Brainstorm ways in which your umbrella topic can be focused into related subtopics and questions.

Step 2: Use library resources to explore different aspects of your starting topic. 

Type your group topic into the library's One Search. Look over the results of your search to get a sense of the range of issues that connect to your starting topic. 

  • Pro Tip 1: Try search terms that capture a topic from different points of view. Ex: "home owners" OR renters
  • Pro Tip 2: Put phrases in quotes to keep your search words together. Ex: "American dream"
  • Pro Tip 3: If you see a title that looks intriguing or it's unclear what the source is about, click on the title and scroll down the page. Read the description and review the associated Subject Terms to get a sense of the source is about. Subject Terms are also a great way to find specialized vocabulary on a topic, and if you click on one, it links to other library resources on the same subject. 
Step 3: Create a Concept Map of your group presentation (*and later of your individual essay)

Understand the landscape of your topic

Try the resources and tips below to help you map out your topic and find a strong group focus and strong individual focus. 

Browse GVRL:

Skim over the list of articles you get. Do any connecting topics pop out at you? (Write them down!)

Search GVRL:

Try a more strategic search. Type in one or two words that capture more specific aspects of that umbrella topic. For ex: 

  • for Education, I might type in "community colleges" or "first-year students"
  • for Equality, I might type in "equal rights" or "affirmative action" or "racial equity"

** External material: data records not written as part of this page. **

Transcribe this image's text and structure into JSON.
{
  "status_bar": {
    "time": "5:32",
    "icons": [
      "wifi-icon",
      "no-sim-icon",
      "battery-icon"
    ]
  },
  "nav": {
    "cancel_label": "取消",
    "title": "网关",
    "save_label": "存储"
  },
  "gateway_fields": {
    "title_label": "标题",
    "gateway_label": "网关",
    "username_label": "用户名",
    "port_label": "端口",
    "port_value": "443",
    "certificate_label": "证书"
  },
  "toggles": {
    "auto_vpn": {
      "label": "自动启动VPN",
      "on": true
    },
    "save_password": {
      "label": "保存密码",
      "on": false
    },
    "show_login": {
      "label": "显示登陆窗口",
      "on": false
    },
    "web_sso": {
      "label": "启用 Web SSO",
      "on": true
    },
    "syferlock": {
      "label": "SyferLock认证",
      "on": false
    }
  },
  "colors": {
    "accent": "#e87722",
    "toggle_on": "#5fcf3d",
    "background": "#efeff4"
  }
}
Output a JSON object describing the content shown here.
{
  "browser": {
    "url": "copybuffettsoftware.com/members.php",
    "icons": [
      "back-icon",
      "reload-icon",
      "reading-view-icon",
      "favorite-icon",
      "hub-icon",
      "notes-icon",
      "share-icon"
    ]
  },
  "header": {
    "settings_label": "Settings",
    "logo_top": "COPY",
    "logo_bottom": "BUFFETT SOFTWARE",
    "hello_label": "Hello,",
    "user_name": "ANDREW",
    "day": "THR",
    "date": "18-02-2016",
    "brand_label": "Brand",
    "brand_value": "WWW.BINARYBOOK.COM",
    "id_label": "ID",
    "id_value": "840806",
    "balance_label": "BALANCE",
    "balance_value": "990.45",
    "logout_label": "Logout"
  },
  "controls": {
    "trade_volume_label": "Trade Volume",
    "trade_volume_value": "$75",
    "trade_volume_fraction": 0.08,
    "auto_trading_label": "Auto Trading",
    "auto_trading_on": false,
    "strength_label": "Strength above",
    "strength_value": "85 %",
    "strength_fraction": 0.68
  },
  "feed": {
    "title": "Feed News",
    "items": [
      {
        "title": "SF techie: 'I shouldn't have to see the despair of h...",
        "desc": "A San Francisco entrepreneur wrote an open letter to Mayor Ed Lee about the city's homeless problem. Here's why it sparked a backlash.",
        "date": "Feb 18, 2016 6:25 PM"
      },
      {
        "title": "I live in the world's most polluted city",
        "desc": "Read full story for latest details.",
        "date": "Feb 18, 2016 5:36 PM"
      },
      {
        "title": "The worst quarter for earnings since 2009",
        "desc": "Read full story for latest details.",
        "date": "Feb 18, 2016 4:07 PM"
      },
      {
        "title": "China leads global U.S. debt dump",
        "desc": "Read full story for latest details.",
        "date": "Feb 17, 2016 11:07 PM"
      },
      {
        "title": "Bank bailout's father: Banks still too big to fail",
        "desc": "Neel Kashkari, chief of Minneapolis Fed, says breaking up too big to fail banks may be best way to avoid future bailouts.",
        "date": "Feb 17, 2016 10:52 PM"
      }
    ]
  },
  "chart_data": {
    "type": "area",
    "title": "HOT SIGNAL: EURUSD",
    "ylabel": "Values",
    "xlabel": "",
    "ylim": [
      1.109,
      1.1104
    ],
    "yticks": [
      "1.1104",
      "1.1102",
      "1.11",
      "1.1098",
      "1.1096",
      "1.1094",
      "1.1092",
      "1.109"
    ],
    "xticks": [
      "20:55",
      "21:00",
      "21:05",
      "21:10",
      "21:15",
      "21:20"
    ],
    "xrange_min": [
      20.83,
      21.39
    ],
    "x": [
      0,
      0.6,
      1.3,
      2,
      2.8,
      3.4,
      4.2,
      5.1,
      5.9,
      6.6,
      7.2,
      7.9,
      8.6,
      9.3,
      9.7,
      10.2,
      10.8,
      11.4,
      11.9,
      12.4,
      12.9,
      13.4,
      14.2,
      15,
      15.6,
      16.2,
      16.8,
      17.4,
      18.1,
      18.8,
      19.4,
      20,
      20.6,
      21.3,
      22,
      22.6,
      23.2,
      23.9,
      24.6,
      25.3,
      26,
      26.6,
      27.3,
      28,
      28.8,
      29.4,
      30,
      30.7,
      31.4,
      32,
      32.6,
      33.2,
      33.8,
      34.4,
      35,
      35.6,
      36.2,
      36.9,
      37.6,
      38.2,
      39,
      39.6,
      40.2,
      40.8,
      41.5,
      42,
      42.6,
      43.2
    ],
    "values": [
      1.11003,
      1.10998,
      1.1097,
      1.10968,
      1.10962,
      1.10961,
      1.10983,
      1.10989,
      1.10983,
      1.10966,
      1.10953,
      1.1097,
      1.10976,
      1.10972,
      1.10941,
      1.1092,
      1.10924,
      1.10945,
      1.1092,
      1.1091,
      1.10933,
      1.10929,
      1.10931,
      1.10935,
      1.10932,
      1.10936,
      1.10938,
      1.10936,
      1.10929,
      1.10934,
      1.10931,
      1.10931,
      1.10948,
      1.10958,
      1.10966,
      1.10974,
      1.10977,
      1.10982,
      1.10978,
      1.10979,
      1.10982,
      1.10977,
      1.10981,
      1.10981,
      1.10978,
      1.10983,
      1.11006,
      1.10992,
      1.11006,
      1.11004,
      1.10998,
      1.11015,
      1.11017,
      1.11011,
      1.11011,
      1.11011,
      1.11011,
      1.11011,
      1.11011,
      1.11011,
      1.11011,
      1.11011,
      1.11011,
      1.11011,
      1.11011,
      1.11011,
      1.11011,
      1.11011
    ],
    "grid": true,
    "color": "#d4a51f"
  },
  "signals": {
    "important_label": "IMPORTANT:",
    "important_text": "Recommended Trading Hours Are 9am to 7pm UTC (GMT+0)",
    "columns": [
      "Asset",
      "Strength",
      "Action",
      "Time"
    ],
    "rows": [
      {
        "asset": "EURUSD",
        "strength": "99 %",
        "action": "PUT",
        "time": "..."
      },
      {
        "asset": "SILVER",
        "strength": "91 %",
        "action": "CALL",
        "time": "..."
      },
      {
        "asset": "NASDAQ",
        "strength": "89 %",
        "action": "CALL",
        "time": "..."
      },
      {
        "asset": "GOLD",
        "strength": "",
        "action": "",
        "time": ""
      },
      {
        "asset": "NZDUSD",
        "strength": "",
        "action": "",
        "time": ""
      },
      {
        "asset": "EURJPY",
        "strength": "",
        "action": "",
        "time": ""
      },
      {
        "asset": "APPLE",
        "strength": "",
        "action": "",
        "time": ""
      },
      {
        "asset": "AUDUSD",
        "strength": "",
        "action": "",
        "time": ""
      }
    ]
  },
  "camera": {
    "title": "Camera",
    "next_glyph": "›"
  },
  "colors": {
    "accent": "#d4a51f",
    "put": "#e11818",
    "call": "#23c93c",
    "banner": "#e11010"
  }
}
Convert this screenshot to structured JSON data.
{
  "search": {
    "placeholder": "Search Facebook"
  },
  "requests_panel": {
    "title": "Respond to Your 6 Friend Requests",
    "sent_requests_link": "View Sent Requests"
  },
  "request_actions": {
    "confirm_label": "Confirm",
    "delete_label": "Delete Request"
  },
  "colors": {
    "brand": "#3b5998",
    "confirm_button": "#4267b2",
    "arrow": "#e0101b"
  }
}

Browse CQ Researcher:

CQ Researcher is a library database of thorough, well-researched reports on a wide range of current topics. CQ Researcher is set up so that it starts with broad topics and then, as you click on topics, it leads down to more specific topic reports. This is a great way to find subtopics and if you end up writing about a topic covered in a current CQ report, you will have a great source of reliable info and leads to much more.

Search the Web

Type your topics into a Google search bar. Skim the list of results for connecting ideas. (Do not open/click on any of the results. You are just looking for connecting ideas!)

Google Web Search

Picking Your Topic Is Research

Creating a Concept Map

Research is a process and your topic will evolve.

A topic map, also called a concept map, is a helpful way to start to identify:

  • areas for research
  • key words to use in research
  • possible ways to narrow and focus your research project. You may start with one topic in the center and end up writing in depth about one of the connected subtopics you identified.
Topic Scope:

As you research and learn, you may find you need to go narrower or broader, or slightly change your focus.

  • Based on the background information you gather, you may decide to slightly change your topic focus - that's ok and is a normal part of research!
  • You may find too much information to wade through, so you will need to narrow your topic.
  • You may find too little information, so you will need to broaden your topic and focus.